* _PROMPT_
Reproduce the entries exactly.

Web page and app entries
---
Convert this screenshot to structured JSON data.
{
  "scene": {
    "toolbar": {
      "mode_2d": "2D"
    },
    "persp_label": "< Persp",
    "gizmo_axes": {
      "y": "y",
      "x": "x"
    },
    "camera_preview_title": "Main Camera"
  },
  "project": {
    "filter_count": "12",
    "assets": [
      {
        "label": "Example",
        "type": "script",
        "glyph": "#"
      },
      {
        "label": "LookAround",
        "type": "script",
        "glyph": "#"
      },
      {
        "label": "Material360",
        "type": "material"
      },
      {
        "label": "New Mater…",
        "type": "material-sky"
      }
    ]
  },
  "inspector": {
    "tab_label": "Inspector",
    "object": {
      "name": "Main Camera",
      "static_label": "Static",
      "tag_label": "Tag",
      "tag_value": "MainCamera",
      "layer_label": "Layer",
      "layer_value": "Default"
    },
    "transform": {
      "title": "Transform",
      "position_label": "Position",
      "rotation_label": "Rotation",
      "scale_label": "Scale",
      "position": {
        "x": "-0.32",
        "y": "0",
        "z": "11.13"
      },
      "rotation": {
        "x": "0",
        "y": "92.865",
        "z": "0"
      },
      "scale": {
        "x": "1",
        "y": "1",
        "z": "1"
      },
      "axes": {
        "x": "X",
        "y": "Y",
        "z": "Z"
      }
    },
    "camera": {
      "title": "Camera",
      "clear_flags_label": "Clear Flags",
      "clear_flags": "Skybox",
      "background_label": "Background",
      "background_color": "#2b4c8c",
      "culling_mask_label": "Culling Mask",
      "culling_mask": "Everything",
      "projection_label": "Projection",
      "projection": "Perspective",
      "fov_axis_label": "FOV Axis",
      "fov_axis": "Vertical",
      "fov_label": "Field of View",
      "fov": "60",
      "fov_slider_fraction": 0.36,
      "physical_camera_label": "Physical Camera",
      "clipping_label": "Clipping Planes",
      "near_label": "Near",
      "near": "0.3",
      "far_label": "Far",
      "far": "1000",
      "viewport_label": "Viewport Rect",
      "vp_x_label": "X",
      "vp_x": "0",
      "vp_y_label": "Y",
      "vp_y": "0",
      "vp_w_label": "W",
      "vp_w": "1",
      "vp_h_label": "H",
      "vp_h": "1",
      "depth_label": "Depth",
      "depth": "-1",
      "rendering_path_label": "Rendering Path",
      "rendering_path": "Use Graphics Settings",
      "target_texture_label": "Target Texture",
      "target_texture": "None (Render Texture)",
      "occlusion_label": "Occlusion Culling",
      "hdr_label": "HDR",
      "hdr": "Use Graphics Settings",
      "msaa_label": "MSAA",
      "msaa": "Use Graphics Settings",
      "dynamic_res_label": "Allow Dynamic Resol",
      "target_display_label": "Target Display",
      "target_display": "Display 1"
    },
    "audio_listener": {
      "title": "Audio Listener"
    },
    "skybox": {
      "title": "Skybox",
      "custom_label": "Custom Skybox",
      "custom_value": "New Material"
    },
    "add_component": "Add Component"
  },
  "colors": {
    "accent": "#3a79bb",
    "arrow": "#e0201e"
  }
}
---
* _WRITTEN SOLUTION_
Convert this screenshot to structured JSON data.
{
  "scene": {
    "toolbar": {
      "mode_2d": "2D"
    },
    "persp_label": "< Persp",
    "gizmo_axes": {
      "y": "y",
      "x": "x"
    },
    "camera_preview_title": "Main Camera"
  },
  "project": {
    "filter_count": "12",
    "assets": [
      {
        "label": "Example",
        "type": "script",
        "glyph": "#"
      },
      {
        "label": "LookAround",
        "type": "script",
        "glyph": "#"
      },
      {
        "label": "Material360",
        "type": "material"
      },
      {
        "label": "New Mater…",
        "type": "material-sky"
      }
    ]
  },
  "inspector": {
    "tab_label": "Inspector",
    "object": {
      "name": "Main Camera",
      "static_label": "Static",
      "tag_label": "Tag",
      "tag_value": "MainCamera",
      "layer_label": "Layer",
      "layer_value": "Default"
    },
    "transform": {
      "title": "Transform",
      "position_label": "Position",
      "rotation_label": "Rotation",
      "scale_label": "Scale",
      "position": {
        "x": "-0.32",
        "y": "0",
        "z": "11.13"
      },
      "rotation": {
        "x": "0",
        "y": "92.865",
        "z": "0"
      },
      "scale": {
        "x": "1",
        "y": "1",
        "z": "1"
      },
      "axes": {
        "x": "X",
        "y": "Y",
        "z": "Z"
      }
    },
    "camera": {
      "title": "Camera",
      "clear_flags_label": "Clear Flags",
      "clear_flags": "Skybox",
      "background_label": "Background",
      "background_color": "#2b4c8c",
      "culling_mask_label": "Culling Mask",
      "culling_mask": "Everything",
      "projection_label": "Projection",
      "projection": "Perspective",
      "fov_axis_label": "FOV Axis",
      "fov_axis": "Vertical",
      "fov_label": "Field of View",
      "fov": "60",
      "fov_slider_fraction": 0.36,
      "physical_camera_label": "Physical Camera",
      "clipping_label": "Clipping Planes",
      "near_label": "Near",
      "near": "0.3",
      "far_label": "Far",
      "far": "1000",
      "viewport_label": "Viewport Rect",
      "vp_x_label": "X",
      "vp_x": "0",
      "vp_y_label": "Y",
      "vp_y": "0",
      "vp_w_label": "W",
      "vp_w": "1",
      "vp_h_label": "H",
      "vp_h": "1",
      "depth_label": "Depth",
      "depth": "-1",
      "rendering_path_label": "Rendering Path",
      "rendering_path": "Use Graphics Settings",
      "target_texture_label": "Target Texture",
      "target_texture": "None (Render Texture)",
      "occlusion_label": "Occlusion Culling",
      "hdr_label": "HDR",
      "hdr": "Use Graphics Settings",
      "msaa_label": "MSAA",
      "msaa": "Use Graphics Settings",
      "dynamic_res_label": "Allow Dynamic Resol",
      "target_display_label": "Target Display",
      "target_display": "Display 1"
    },
    "audio_listener": {
      "title": "Audio Listener"
    },
    "skybox": {
      "title": "Skybox",
      "custom_label": "Custom Skybox",
      "custom_value": "New Material"
    },
    "add_component": "Add Component"
  },
  "colors": {
    "accent": "#3a79bb",
    "arrow": "#e0201e"
  }
}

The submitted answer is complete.